The Somali Situation

The Somali Situation

By Francis Karugah

The U.S assistant secretary of state for African affairs Jendayi Frazer says there is a critical need for dialogue and the international community has been engaged to address the warlord’s issue in Somalia threatening normalcy in the country. He said they had to reserve judgment about the ultimate intent of the Islamic courts union (ICU) which claimed to have taken control of Somalia’s capital following weeks of fighting.  Frazer also said it was important for the transitional federal institution (TFI) [Somalis nominal government] and the chairman of the ICU to begin a dialogue to decide for them what role the ICU would play. Frazer described the TFI the only form of government that can be found in Somalia, which she called a “failed state”. Although indications showed that the ICU was not interested in taking over the government or even being in government.

Interim government

Somalia has lacked an effective central government since early 1991 when largely clan based tribal leaders overthrew President Mohamed, said Barre.  An interim government formed in 2004 with the support of the United Nations, has been unable to enter Mogadishu after leaving their Nairobi base in early 2005.  However, instead has been stuck in Baidoa, about 240 kilometers away. The Somali president sites the presence of U.S backed warlords as the reason for not setting up base in the capital. He said the warlords were being used to help to capture al-Qaeda members in Somalia but, said the U.S was using the wrong way in tracing the members since there were not approaching the government in place, he said in a two-day visit of Stockholm. He added that his government was ready to help in capturing the al-Qaeda members. The U.S has defended itself and said it only sent officials to meet with a wide variety of Somali leaders in an effort to fight international terrorists in the country.

Meanwhile normalcy is returning to Mogadishu after Islamic leaders ousted us backed warlords after weeks of fighting that left many dead and many more injured. The move has given a boost to business in the horn of Africa nation. Mr. Abdulkadir Nur, a Somali businessman said since the warlords left, security has greatly improved and this is good for business, as they are not harassed by the warlords. He also said the waters around Somalia would be safe again since the pirates have retreated because of the army and courts presence.

Somali contact group

In New York, the United States joined with other interested states and international organization in convening the Somali contact group, which aims, to co-ordinate common efforts and support positive developments in Somalia. The group said the situation in Somalia represented a range of challenge related to the humanitarian and social-economic conditions. The contact group said it would seek to address the humanitarian issues of Somali people, establish effective governance and stability.

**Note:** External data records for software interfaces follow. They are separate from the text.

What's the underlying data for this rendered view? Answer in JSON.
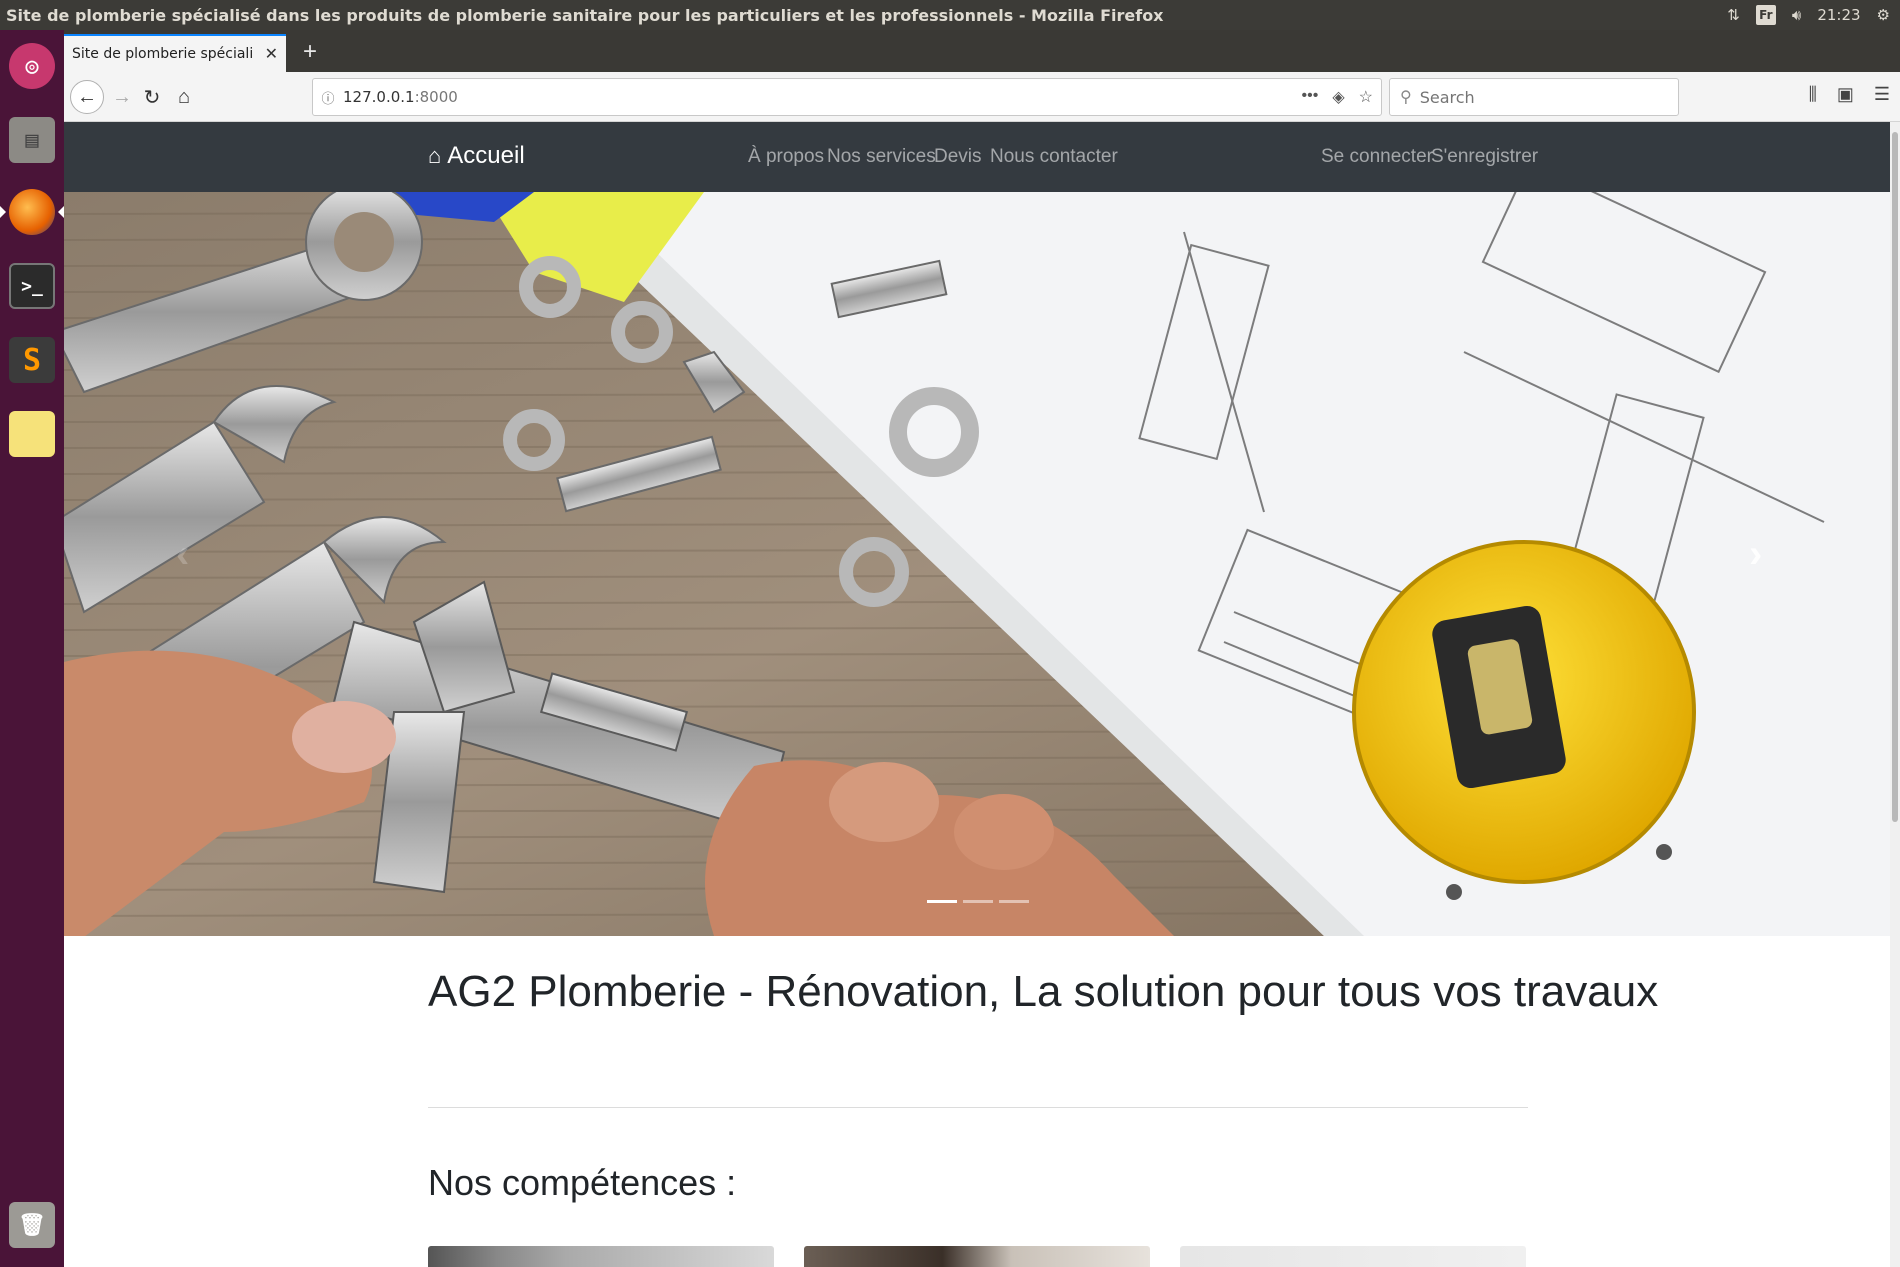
{
  "os": {
    "window_title": "Site de plomberie spécialisé dans les produits de plomberie sanitaire pour les particuliers et les professionnels - Mozilla Firefox",
    "keyboard": "Fr",
    "time": "21:23"
  },
  "launcher": [
    "ubuntu-dash",
    "files",
    "firefox",
    "terminal",
    "sublime-text",
    "notes",
    "trash"
  ],
  "browser": {
    "tab_title": "Site de plomberie spécialisé",
    "url_host": "127.0.0.1",
    "url_port": ":8000",
    "search_placeholder": "Search"
  },
  "site": {
    "brand": "Accueil",
    "nav_links": [
      "À propos",
      "Nos services",
      "Devis",
      "Nous contacter"
    ],
    "auth_links": [
      "Se connecter",
      "S'enregistrer"
    ],
    "carousel": {
      "slides": 3,
      "active_slide": 1
    },
    "headline": "AG2 Plomberie - Rénovation, La solution pour tous vos travaux",
    "section_title": "Nos compétences :"
  },
  "colors": {
    "navbar_bg": "#343a40",
    "launcher_bg": "#4a1438",
    "os_bar_bg": "#3c3b37",
    "tape_yellow": "#f2c40f"
  }
}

The group also urged unrestricted access for relief agencies to vulnerable communities. Members of the contact group include the E.U, Italy, Norway, Sweden, Tanzania, the U.K and the U.S. Other interested parties such as the United Nations, the African union, the intergovernmental authority on development (IGAD) and the league of Arab states will be invited to participate as observers. State department spokesman Sean McCormack said the United States was ready to work with all the parties to promote peace and re-establishment of effective governance in Somalia.

 

Source:  DOS